### Record excerpts
______
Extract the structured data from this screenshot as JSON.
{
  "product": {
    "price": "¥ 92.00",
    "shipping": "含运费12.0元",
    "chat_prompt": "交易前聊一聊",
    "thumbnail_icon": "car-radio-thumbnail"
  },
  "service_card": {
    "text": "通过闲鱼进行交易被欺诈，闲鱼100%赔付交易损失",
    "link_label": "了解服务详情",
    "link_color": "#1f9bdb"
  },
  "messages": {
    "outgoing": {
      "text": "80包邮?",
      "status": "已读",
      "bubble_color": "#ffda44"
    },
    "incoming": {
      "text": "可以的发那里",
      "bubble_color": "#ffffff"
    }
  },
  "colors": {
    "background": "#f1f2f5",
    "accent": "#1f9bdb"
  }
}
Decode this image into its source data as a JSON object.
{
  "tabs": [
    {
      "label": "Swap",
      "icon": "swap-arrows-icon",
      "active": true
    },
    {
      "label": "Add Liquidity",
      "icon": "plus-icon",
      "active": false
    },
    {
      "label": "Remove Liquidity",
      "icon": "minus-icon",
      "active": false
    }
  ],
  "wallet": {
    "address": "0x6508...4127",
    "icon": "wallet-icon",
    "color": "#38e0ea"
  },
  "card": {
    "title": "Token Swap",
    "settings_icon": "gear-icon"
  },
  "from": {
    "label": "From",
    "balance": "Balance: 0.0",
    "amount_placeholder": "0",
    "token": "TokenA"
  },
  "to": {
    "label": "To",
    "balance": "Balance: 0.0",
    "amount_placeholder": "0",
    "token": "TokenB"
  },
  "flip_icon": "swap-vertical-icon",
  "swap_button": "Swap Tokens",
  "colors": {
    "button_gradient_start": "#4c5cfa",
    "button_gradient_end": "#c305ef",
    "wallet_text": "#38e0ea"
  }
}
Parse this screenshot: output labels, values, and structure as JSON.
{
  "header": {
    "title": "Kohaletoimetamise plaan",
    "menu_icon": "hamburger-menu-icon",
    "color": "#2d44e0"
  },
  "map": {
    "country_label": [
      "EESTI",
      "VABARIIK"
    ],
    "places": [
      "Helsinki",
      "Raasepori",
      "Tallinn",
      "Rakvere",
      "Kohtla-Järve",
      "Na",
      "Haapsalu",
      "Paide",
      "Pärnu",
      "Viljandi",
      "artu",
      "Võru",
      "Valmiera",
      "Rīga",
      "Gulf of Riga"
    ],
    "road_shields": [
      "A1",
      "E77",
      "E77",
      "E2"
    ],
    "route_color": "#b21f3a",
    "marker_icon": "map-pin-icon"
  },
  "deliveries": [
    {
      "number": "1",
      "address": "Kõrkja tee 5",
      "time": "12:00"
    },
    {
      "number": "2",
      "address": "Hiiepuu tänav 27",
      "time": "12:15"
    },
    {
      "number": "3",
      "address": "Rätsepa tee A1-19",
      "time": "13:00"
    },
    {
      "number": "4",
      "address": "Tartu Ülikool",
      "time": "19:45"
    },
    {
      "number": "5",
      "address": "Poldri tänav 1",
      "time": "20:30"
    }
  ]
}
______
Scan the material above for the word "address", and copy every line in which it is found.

    "address": "0x6508...4127",
      "address": "Kõrkja tee 5",
      "address": "Hiiepuu tänav 27",
      "address": "Rätsepa tee A1-19",
      "address": "Tartu Ülikool",
      "address": "Poldri tänav 1",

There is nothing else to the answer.